# Activity
Exactly as they appear, output all of the entries.

# Dataset rows for apps and sites
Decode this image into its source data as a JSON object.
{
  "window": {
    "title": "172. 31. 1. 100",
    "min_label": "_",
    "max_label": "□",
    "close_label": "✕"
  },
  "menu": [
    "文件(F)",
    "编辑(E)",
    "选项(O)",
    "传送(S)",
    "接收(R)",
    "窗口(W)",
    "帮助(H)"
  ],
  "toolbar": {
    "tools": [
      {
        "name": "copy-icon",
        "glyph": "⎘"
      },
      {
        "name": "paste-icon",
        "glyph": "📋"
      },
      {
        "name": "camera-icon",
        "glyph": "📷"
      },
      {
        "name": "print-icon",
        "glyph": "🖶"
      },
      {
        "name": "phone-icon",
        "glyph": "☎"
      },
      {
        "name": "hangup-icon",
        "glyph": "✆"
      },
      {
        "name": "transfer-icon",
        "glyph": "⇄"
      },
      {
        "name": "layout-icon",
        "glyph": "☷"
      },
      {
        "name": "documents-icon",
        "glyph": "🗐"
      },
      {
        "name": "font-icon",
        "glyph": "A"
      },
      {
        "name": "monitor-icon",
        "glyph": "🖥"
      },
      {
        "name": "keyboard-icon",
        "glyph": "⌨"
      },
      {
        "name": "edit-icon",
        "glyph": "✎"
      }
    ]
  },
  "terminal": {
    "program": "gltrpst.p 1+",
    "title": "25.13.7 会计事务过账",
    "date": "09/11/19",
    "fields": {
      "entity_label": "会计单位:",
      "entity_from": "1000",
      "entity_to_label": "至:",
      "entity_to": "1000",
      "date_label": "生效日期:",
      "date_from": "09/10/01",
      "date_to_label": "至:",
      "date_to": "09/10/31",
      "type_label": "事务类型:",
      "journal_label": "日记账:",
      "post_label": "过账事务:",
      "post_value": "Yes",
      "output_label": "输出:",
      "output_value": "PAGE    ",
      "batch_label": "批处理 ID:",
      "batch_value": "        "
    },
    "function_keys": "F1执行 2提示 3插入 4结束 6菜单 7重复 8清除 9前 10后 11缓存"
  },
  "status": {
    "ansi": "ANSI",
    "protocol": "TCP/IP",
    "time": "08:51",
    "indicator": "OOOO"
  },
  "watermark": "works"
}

# Result of the exercise
Decode this image into its source data as a JSON object.
{
  "window": {
    "title": "172. 31. 1. 100",
    "min_label": "_",
    "max_label": "□",
    "close_label": "✕"
  },
  "menu": [
    "文件(F)",
    "编辑(E)",
    "选项(O)",
    "传送(S)",
    "接收(R)",
    "窗口(W)",
    "帮助(H)"
  ],
  "toolbar": {
    "tools": [
      {
        "name": "copy-icon",
        "glyph": "⎘"
      },
      {
        "name": "paste-icon",
        "glyph": "📋"
      },
      {
        "name": "camera-icon",
        "glyph": "📷"
      },
      {
        "name": "print-icon",
        "glyph": "🖶"
      },
      {
        "name": "phone-icon",
        "glyph": "☎"
      },
      {
        "name": "hangup-icon",
        "glyph": "✆"
      },
      {
        "name": "transfer-icon",
        "glyph": "⇄"
      },
      {
        "name": "layout-icon",
        "glyph": "☷"
      },
      {
        "name": "documents-icon",
        "glyph": "🗐"
      },
      {
        "name": "font-icon",
        "glyph": "A"
      },
      {
        "name": "monitor-icon",
        "glyph": "🖥"
      },
      {
        "name": "keyboard-icon",
        "glyph": "⌨"
      },
      {
        "name": "edit-icon",
        "glyph": "✎"
      }
    ]
  },
  "terminal": {
    "program": "gltrpst.p 1+",
    "title": "25.13.7 会计事务过账",
    "date": "09/11/19",
    "fields": {
      "entity_label": "会计单位:",
      "entity_from": "1000",
      "entity_to_label": "至:",
      "entity_to": "1000",
      "date_label": "生效日期:",
      "date_from": "09/10/01",
      "date_to_label": "至:",
      "date_to": "09/10/31",
      "type_label": "事务类型:",
      "journal_label": "日记账:",
      "post_label": "过账事务:",
      "post_value": "Yes",
      "output_label": "输出:",
      "output_value": "PAGE    ",
      "batch_label": "批处理 ID:",
      "batch_value": "        "
    },
    "function_keys": "F1执行 2提示 3插入 4结束 6菜单 7重复 8清除 9前 10后 11缓存"
  },
  "status": {
    "ansi": "ANSI",
    "protocol": "TCP/IP",
    "time": "08:51",
    "indicator": "OOOO"
  },
  "watermark": "works"
}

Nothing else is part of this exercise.